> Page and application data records
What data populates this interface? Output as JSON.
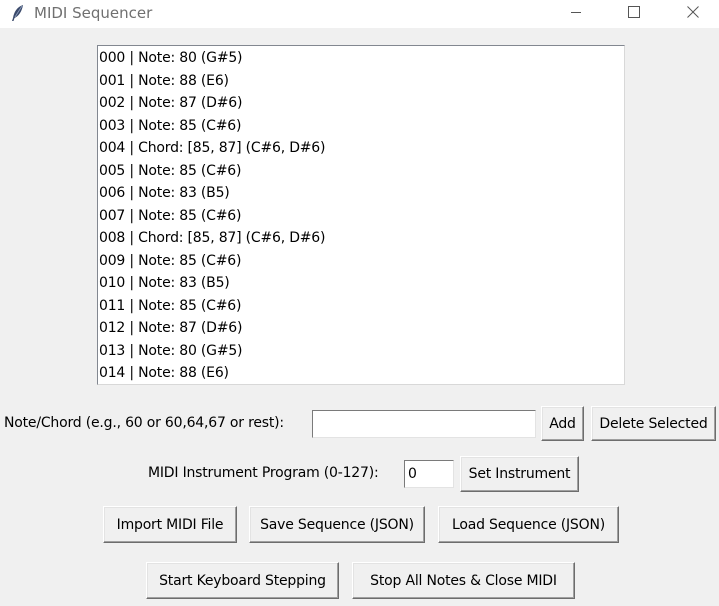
{
  "window": {
    "title": "MIDI Sequencer",
    "icon": "feather-icon",
    "controls": [
      "minimize-icon",
      "maximize-icon",
      "close-icon"
    ]
  },
  "sequence_list": {
    "items": [
      "000 | Note: 80 (G#5)",
      "001 | Note: 88 (E6)",
      "002 | Note: 87 (D#6)",
      "003 | Note: 85 (C#6)",
      "004 | Chord: [85, 87] (C#6, D#6)",
      "005 | Note: 85 (C#6)",
      "006 | Note: 83 (B5)",
      "007 | Note: 85 (C#6)",
      "008 | Chord: [85, 87] (C#6, D#6)",
      "009 | Note: 85 (C#6)",
      "010 | Note: 83 (B5)",
      "011 | Note: 85 (C#6)",
      "012 | Note: 87 (D#6)",
      "013 | Note: 80 (G#5)",
      "014 | Note: 88 (E6)"
    ]
  },
  "note_input": {
    "label": "Note/Chord (e.g., 60 or 60,64,67 or rest):",
    "value": "",
    "add_label": "Add",
    "delete_label": "Delete Selected"
  },
  "instrument": {
    "label": "MIDI Instrument Program (0-127):",
    "value": "0",
    "set_label": "Set Instrument"
  },
  "file_actions": {
    "import_label": "Import MIDI File",
    "save_label": "Save Sequence (JSON)",
    "load_label": "Load Sequence (JSON)"
  },
  "playback": {
    "start_label": "Start Keyboard Stepping",
    "stop_label": "Stop All Notes & Close MIDI"
  }
}
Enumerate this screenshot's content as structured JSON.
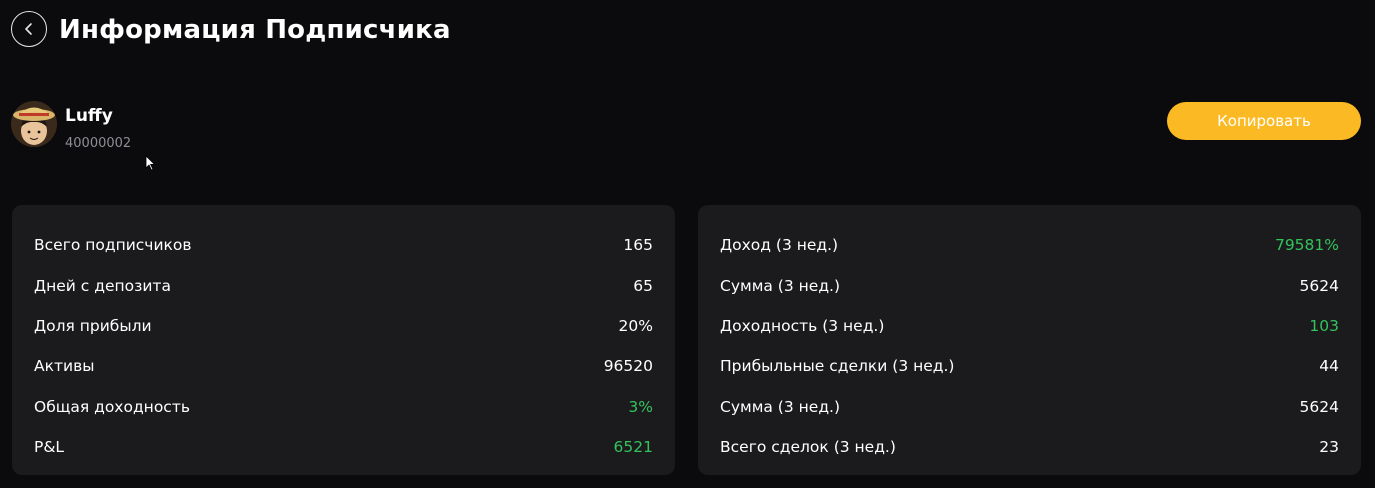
{
  "header": {
    "title": "Информация Подписчика"
  },
  "profile": {
    "name": "Luffy",
    "id": "40000002"
  },
  "actions": {
    "copy_label": "Копировать"
  },
  "left_card": {
    "rows": [
      {
        "label": "Всего подписчиков",
        "value": "165",
        "highlight": false
      },
      {
        "label": "Дней с депозита",
        "value": "65",
        "highlight": false
      },
      {
        "label": "Доля прибыли",
        "value": "20%",
        "highlight": false
      },
      {
        "label": "Активы",
        "value": "96520",
        "highlight": false
      },
      {
        "label": "Общая доходность",
        "value": "3%",
        "highlight": true
      },
      {
        "label": "P&L",
        "value": "6521",
        "highlight": true
      }
    ]
  },
  "right_card": {
    "rows": [
      {
        "label": "Доход (3 нед.)",
        "value": "79581%",
        "highlight": true
      },
      {
        "label": "Сумма (3 нед.)",
        "value": "5624",
        "highlight": false
      },
      {
        "label": "Доходность (3 нед.)",
        "value": "103",
        "highlight": true
      },
      {
        "label": "Прибыльные сделки (3 нед.)",
        "value": "44",
        "highlight": false
      },
      {
        "label": "Сумма (3 нед.)",
        "value": "5624",
        "highlight": false
      },
      {
        "label": "Всего сделок (3 нед.)",
        "value": "23",
        "highlight": false
      }
    ]
  },
  "colors": {
    "background": "#0b0b0d",
    "card": "#1b1b1e",
    "accent": "#fbba23",
    "positive": "#33c35b",
    "muted": "#8e8e93"
  },
  "icons": {
    "back": "chevron-left-icon",
    "cursor": "mouse-cursor-icon"
  }
}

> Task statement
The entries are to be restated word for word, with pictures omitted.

> Response
What data populates this interface? Output as JSON.
{
  "window": {
    "title": "MIDI Sequencer",
    "icon": "feather-icon",
    "controls": [
      "minimize-icon",
      "maximize-icon",
      "close-icon"
    ]
  },
  "sequence_list": {
    "items": [
      "000 | Note: 80 (G#5)",
      "001 | Note: 88 (E6)",
      "002 | Note: 87 (D#6)",
      "003 | Note: 85 (C#6)",
      "004 | Chord: [85, 87] (C#6, D#6)",
      "005 | Note: 85 (C#6)",
      "006 | Note: 83 (B5)",
      "007 | Note: 85 (C#6)",
      "008 | Chord: [85, 87] (C#6, D#6)",
      "009 | Note: 85 (C#6)",
      "010 | Note: 83 (B5)",
      "011 | Note: 85 (C#6)",
      "012 | Note: 87 (D#6)",
      "013 | Note: 80 (G#5)",
      "014 | Note: 88 (E6)"
    ]
  },
  "note_input": {
    "label": "Note/Chord (e.g., 60 or 60,64,67 or rest):",
    "value": "",
    "add_label": "Add",
    "delete_label": "Delete Selected"
  },
  "instrument": {
    "label": "MIDI Instrument Program (0-127):",
    "value": "0",
    "set_label": "Set Instrument"
  },
  "file_actions": {
    "import_label": "Import MIDI File",
    "save_label": "Save Sequence (JSON)",
    "load_label": "Load Sequence (JSON)"
  },
  "playback": {
    "start_label": "Start Keyboard Stepping",
    "stop_label": "Stop All Notes & Close MIDI"
  }
}
Enumerate this screenshot's content as structured JSON.
{
  "header": {
    "title": "Информация Подписчика"
  },
  "profile": {
    "name": "Luffy",
    "id": "40000002"
  },
  "actions": {
    "copy_label": "Копировать"
  },
  "left_card": {
    "rows": [
      {
        "label": "Всего подписчиков",
        "value": "165",
        "highlight": false
      },
      {
        "label": "Дней с депозита",
        "value": "65",
        "highlight": false
      },
      {
        "label": "Доля прибыли",
        "value": "20%",
        "highlight": false
      },
      {
        "label": "Активы",
        "value": "96520",
        "highlight": false
      },
      {
        "label": "Общая доходность",
        "value": "3%",
        "highlight": true
      },
      {
        "label": "P&L",
        "value": "6521",
        "highlight": true
      }
    ]
  },
  "right_card": {
    "rows": [
      {
        "label": "Доход (3 нед.)",
        "value": "79581%",
        "highlight": true
      },
      {
        "label": "Сумма (3 нед.)",
        "value": "5624",
        "highlight": false
      },
      {
        "label": "Доходность (3 нед.)",
        "value": "103",
        "highlight": true
      },
      {
        "label": "Прибыльные сделки (3 нед.)",
        "value": "44",
        "highlight": false
      },
      {
        "label": "Сумма (3 нед.)",
        "value": "5624",
        "highlight": false
      },
      {
        "label": "Всего сделок (3 нед.)",
        "value": "23",
        "highlight": false
      }
    ]
  },
  "colors": {
    "background": "#0b0b0d",
    "card": "#1b1b1e",
    "accent": "#fbba23",
    "positive": "#33c35b",
    "muted": "#8e8e93"
  },
  "icons": {
    "back": "chevron-left-icon",
    "cursor": "mouse-cursor-icon"
  }
}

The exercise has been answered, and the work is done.